There is a European risk premium that investors can access, executive director of the Fonds de Réserve pour les Retraites, Olivier Rousseau, told delegates at the opening of the Fiduciary Investors Symposium, at INSEAD in France.
In a session during which he explored whether there was a European risk premium, whether one could be justified and how big it could be, Rousseau said there was a 5-10 per cent premium in the eurozone and a 10-15 per cent premium for the French market.
“The European risk premium is very much there and is connected with the political landscape we have been through over the past few years, [which has] taken a more dramatic turn recently,” Rousseau said. “What has happened elsewhere is of great significance for the eurozone. Markets don’t like the eurozone very much; the euro is weak and equity markets have been underperforming.
“There are not bad policies but we have inflicted a lot of problems on our markets with Basel III and Solvency II. And you have first-class companies in Europe.
“Profits have not been doing well in the eurozone, which is why markets have not been doing well.
Conditions for a recovery in the sharemarket are there, but we have the geopolitical risk overhanging.”
Also speaking at the Fiduciary Investors Symposium, Philippe Tibi, professor of finance at École Polytechnique, said venture capital could help transform the European market the way it has transformed US capitalism. The US enjoys 60 per cent of venture-capital flows, he said, followed by China, which already receives 20 per cent of flows. Europe represents 10-12 per cent of the funds allocated to venture capital.
“Why is it such a small allocation, given the size of the economy? It’s not because of lack of talent or size. The problem for Europe is more about institutions and agents,” Tibi said.
In Europe, wealthy individuals tend to invest outside of the continent, he explained, and institutions are restricted by legislation.
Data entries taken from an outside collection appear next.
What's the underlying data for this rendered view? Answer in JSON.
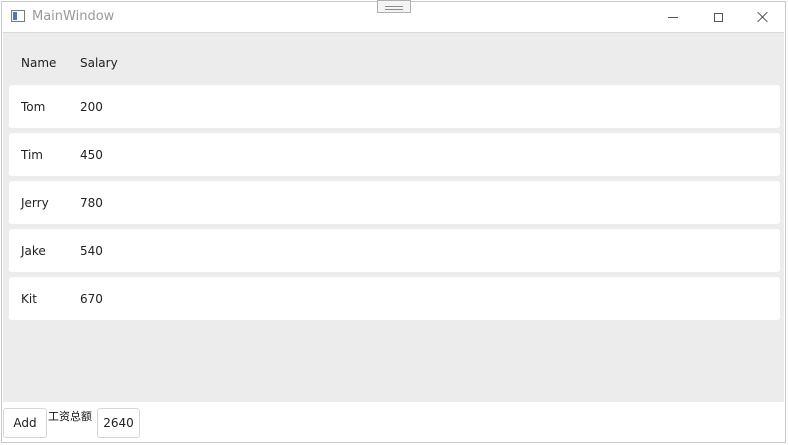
{
  "window": {
    "title": "MainWindow",
    "icon": "window-app-icon",
    "controls": [
      "minimize-icon",
      "maximize-icon",
      "close-icon"
    ]
  },
  "table": {
    "columns": [
      "Name",
      "Salary"
    ],
    "rows": [
      {
        "name": "Tom",
        "salary": "200"
      },
      {
        "name": "Tim",
        "salary": "450"
      },
      {
        "name": "Jerry",
        "salary": "780"
      },
      {
        "name": "Jake",
        "salary": "540"
      },
      {
        "name": "Kit",
        "salary": "670"
      }
    ]
  },
  "footer": {
    "add_label": "Add",
    "total_label": "工资总额",
    "total_value": "2640"
  },
  "colors": {
    "list_background": "#ececec",
    "row_background": "#ffffff",
    "title_text": "#9a9a9a"
  }
}
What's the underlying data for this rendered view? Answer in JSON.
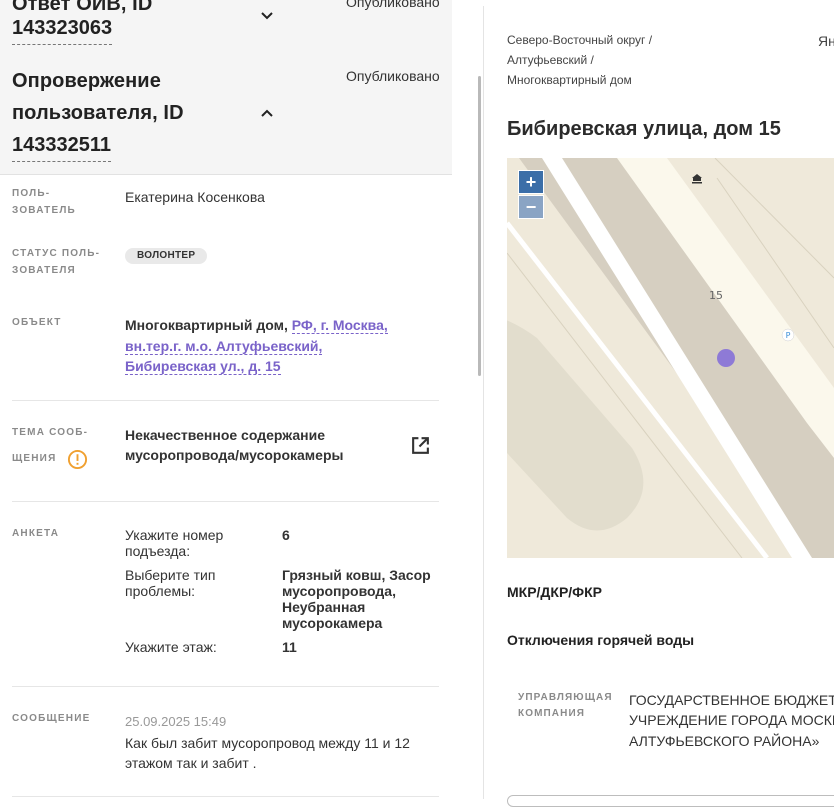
{
  "header": {
    "prev_title": "Ответ ОИВ, ID",
    "prev_id": "143323063",
    "prev_status": "Опубликовано",
    "current_title_line1": "Опровержение",
    "current_title_line2": "пользователя, ID",
    "current_id": "143332511",
    "current_status": "Опубликовано"
  },
  "details": {
    "user_label_1": "ПОЛЬ-",
    "user_label_2": "ЗОВАТЕЛЬ",
    "user_value": "Екатерина Косенкова",
    "status_label_1": "СТАТУС ПОЛЬ-",
    "status_label_2": "ЗОВАТЕЛЯ",
    "status_badge": "ВОЛОНТЕР",
    "object_label": "ОБЪЕКТ",
    "object_type": "Многоквартирный дом,",
    "object_addr_1": "РФ, г. Москва,",
    "object_addr_2": "вн.тер.г. м.о. Алтуфьевский,",
    "object_addr_3": "Бибиревская ул., д. 15",
    "topic_label_1": "ТЕМА СООБ-",
    "topic_label_2": "ЩЕНИЯ",
    "topic_value_1": "Некачественное содержание",
    "topic_value_2": "мусоропровода/мусорокамеры",
    "survey_label": "АНКЕТА",
    "survey": [
      {
        "q1": "Укажите номер",
        "q2": "подъезда:",
        "a1": "6",
        "a2": "",
        "a3": "",
        "a4": ""
      },
      {
        "q1": "Выберите тип",
        "q2": "проблемы:",
        "a1": "Грязный ковш, Засор",
        "a2": "мусоропровода,",
        "a3": "Неубранная",
        "a4": "мусорокамера"
      },
      {
        "q1": "Укажите этаж:",
        "q2": "",
        "a1": "11",
        "a2": "",
        "a3": "",
        "a4": ""
      }
    ],
    "message_label": "СООБЩЕНИЕ",
    "message_date": "25.09.2025 15:49",
    "message_line1": "Как был забит мусоропровод между 11 и 12",
    "message_line2": "этажом так и забит ."
  },
  "right": {
    "crumb1": "Северо-Восточный округ /",
    "crumb2": "Алтуфьевский /",
    "crumb3": "Многоквартирный дом",
    "cut_text": "Ян",
    "title": "Бибиревская улица, дом 15",
    "map_house_number": "15",
    "map_parking": "P",
    "zoom_in": "+",
    "zoom_out": "−",
    "section1": "МКР/ДКР/ФКР",
    "section2": "Отключения горячей воды",
    "org_label_1": "УПРАВЛЯЮЩАЯ",
    "org_label_2": "КОМПАНИЯ",
    "org_line1": "ГОСУДАРСТВЕННОЕ БЮДЖЕТНО",
    "org_line2": "УЧРЕЖДЕНИЕ ГОРОДА МОСКВЫ",
    "org_line3": "АЛТУФЬЕВСКОГО РАЙОНА»"
  },
  "colors": {
    "accent": "#7a63c9",
    "warning": "#f0a030",
    "map_marker": "#8e7ad6"
  }
}
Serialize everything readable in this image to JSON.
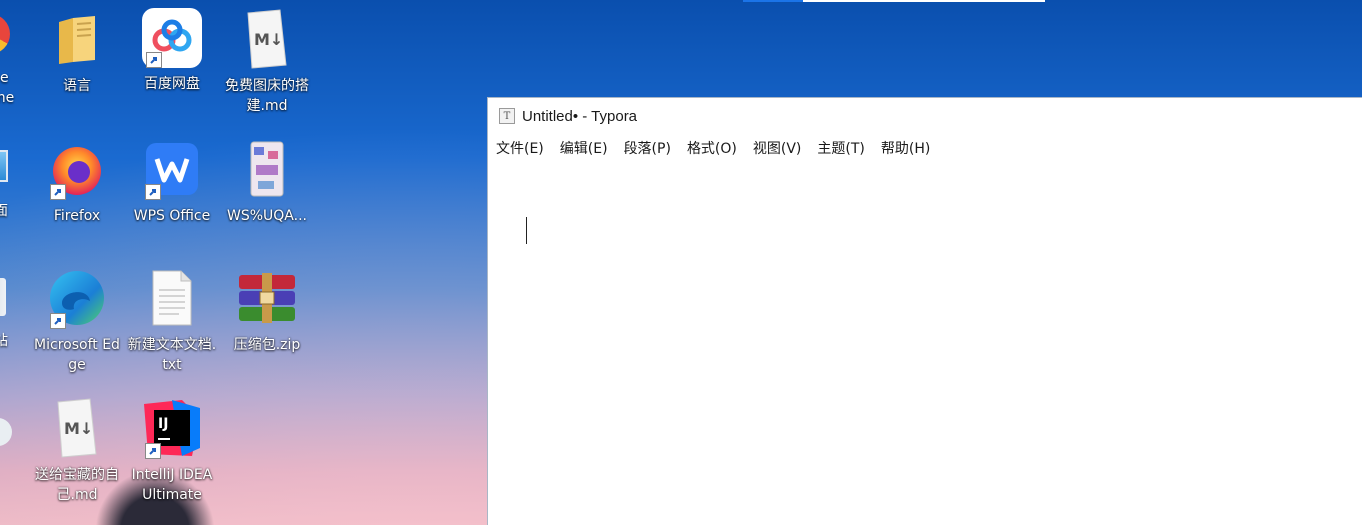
{
  "window": {
    "title": "Untitled• - Typora",
    "app_icon_letter": "T",
    "menu": [
      "文件(E)",
      "编辑(E)",
      "段落(P)",
      "格式(O)",
      "视图(V)",
      "主题(T)",
      "帮助(H)"
    ]
  },
  "desktop": {
    "partial_left": [
      "e",
      "me",
      "面",
      "站"
    ],
    "icons": [
      {
        "label": "语言",
        "icon": "folder-icon"
      },
      {
        "label": "百度网盘",
        "icon": "baidu-netdisk-icon"
      },
      {
        "label": "免费图床的搭建.md",
        "icon": "markdown-file-icon"
      },
      {
        "label": "Firefox",
        "icon": "firefox-icon"
      },
      {
        "label": "WPS Office",
        "icon": "wps-office-icon"
      },
      {
        "label": "WS%UQA...",
        "icon": "image-file-icon"
      },
      {
        "label": "Microsoft Edge",
        "icon": "edge-icon"
      },
      {
        "label": "新建文本文档.txt",
        "icon": "text-file-icon"
      },
      {
        "label": "压缩包.zip",
        "icon": "winrar-archive-icon"
      },
      {
        "label": "送给宝藏的自己.md",
        "icon": "markdown-file-icon"
      },
      {
        "label": "IntelliJ IDEA Ultimate",
        "icon": "intellij-idea-icon"
      }
    ]
  }
}
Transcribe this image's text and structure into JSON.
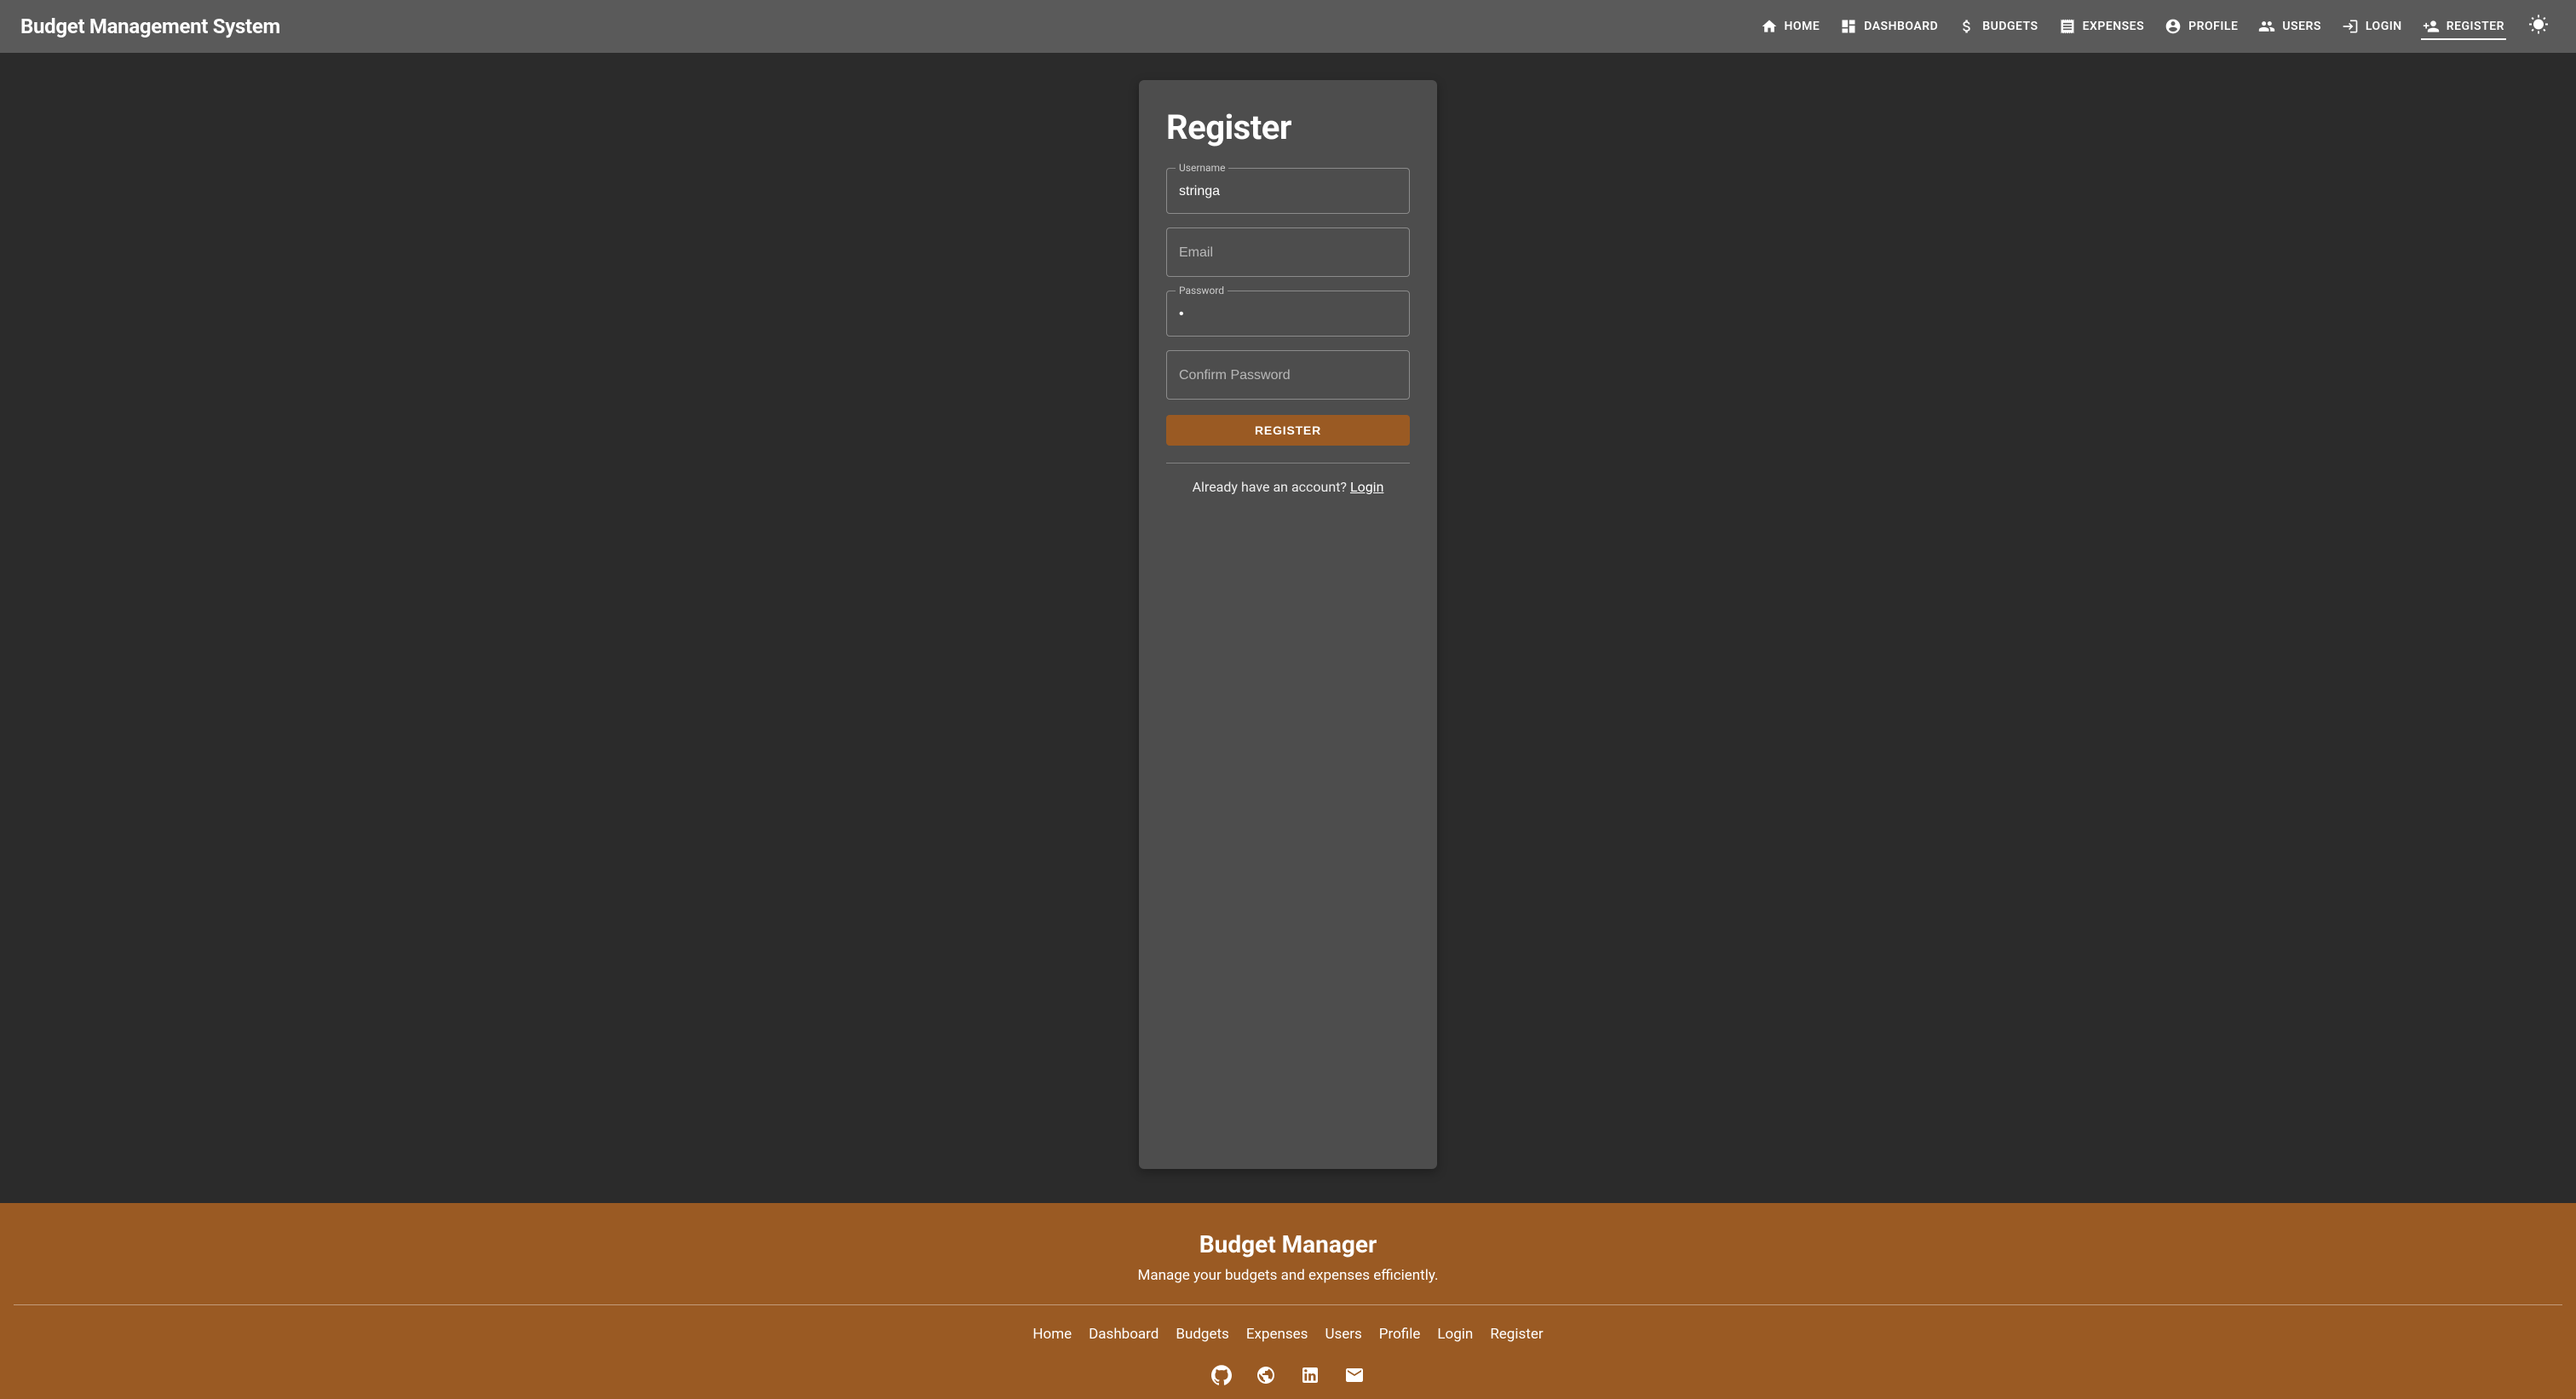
{
  "header": {
    "brand": "Budget Management System",
    "nav": [
      {
        "icon": "home",
        "label": "HOME"
      },
      {
        "icon": "dashboard",
        "label": "DASHBOARD"
      },
      {
        "icon": "dollar",
        "label": "BUDGETS"
      },
      {
        "icon": "receipt",
        "label": "EXPENSES"
      },
      {
        "icon": "account",
        "label": "PROFILE"
      },
      {
        "icon": "users",
        "label": "USERS"
      },
      {
        "icon": "login",
        "label": "LOGIN"
      },
      {
        "icon": "person-add",
        "label": "REGISTER",
        "active": true
      }
    ]
  },
  "form": {
    "title": "Register",
    "username": {
      "label": "Username",
      "value": "stringa"
    },
    "email": {
      "placeholder": "Email",
      "value": ""
    },
    "password": {
      "label": "Password",
      "value": "•"
    },
    "confirm": {
      "placeholder": "Confirm Password",
      "value": ""
    },
    "submit": "REGISTER",
    "prompt_text": "Already have an account? ",
    "prompt_link": "Login"
  },
  "footer": {
    "title": "Budget Manager",
    "subtitle": "Manage your budgets and expenses efficiently.",
    "links": [
      "Home",
      "Dashboard",
      "Budgets",
      "Expenses",
      "Users",
      "Profile",
      "Login",
      "Register"
    ],
    "social": [
      "github",
      "globe",
      "linkedin",
      "mail"
    ]
  }
}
He called France one of the few hubs of Europe.
“We have a vast pool of talent; there are 60,000 French people in Silicon Valley. We have 13 Noble Prize winners and are strong in science and mathematics,” Tibi said.